> _Task brief_
Go over the entries below line by line, copying each one that contains the word "Quiean".

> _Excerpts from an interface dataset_

##########

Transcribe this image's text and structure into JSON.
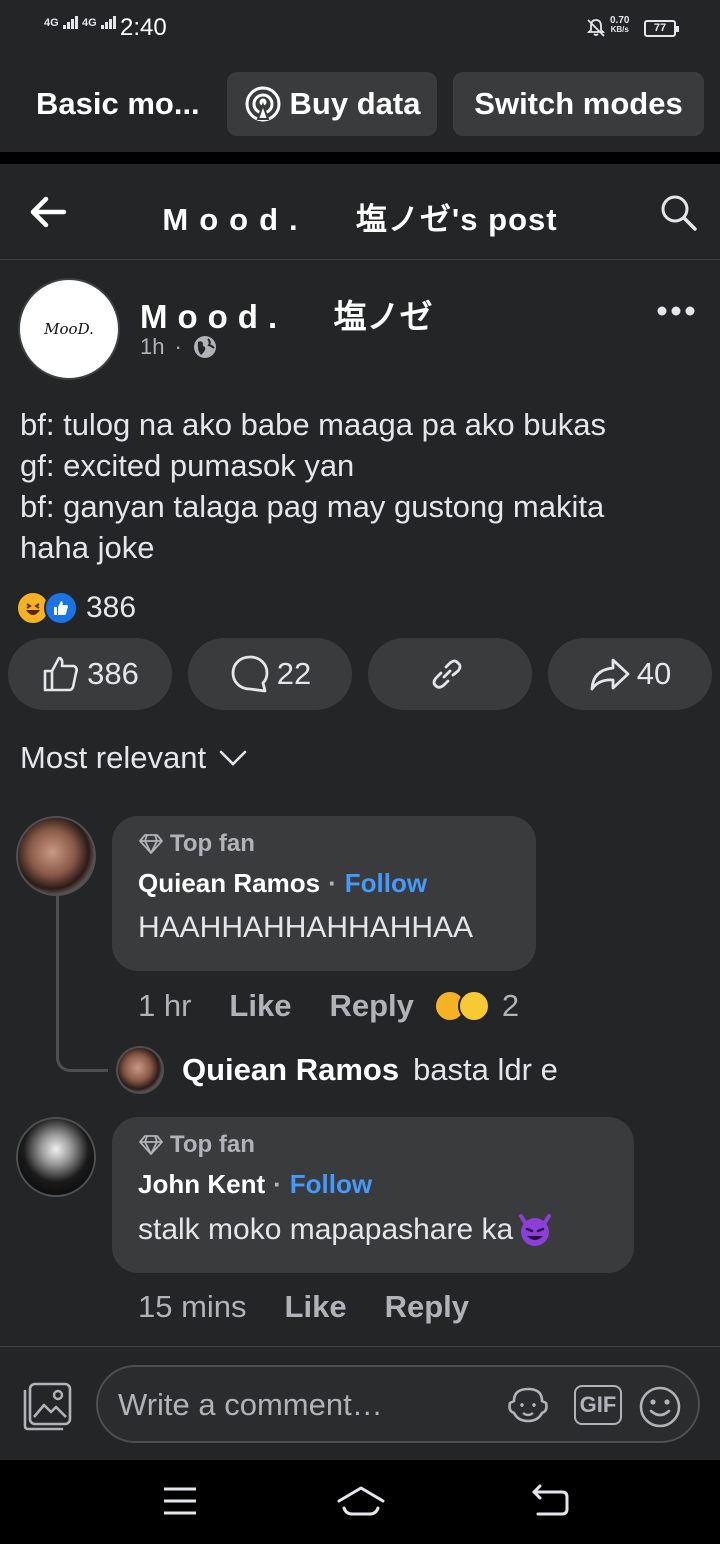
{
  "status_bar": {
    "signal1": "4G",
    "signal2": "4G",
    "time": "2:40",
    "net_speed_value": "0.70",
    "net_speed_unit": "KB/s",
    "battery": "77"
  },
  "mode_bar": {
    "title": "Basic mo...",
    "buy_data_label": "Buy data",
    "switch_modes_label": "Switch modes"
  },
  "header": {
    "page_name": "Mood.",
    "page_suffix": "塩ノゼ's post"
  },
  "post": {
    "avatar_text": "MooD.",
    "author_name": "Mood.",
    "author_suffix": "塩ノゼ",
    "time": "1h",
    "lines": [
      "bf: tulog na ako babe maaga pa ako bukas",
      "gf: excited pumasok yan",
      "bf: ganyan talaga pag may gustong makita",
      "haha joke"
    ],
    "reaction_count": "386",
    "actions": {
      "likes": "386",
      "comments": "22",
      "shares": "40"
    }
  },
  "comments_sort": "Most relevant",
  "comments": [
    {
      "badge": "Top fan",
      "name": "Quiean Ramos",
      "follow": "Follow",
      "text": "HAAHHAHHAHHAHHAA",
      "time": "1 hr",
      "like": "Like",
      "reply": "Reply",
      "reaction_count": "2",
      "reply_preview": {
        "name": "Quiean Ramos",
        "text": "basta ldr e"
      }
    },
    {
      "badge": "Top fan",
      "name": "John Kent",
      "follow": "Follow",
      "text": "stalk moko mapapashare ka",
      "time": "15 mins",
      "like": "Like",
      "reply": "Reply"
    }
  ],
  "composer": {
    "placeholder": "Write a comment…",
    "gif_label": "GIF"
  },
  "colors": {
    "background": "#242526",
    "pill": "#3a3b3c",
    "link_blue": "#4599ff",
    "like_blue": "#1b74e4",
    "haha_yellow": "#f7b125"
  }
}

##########

> _The completed task_
      "name": "Quiean Ramos",
        "name": "Quiean Ramos",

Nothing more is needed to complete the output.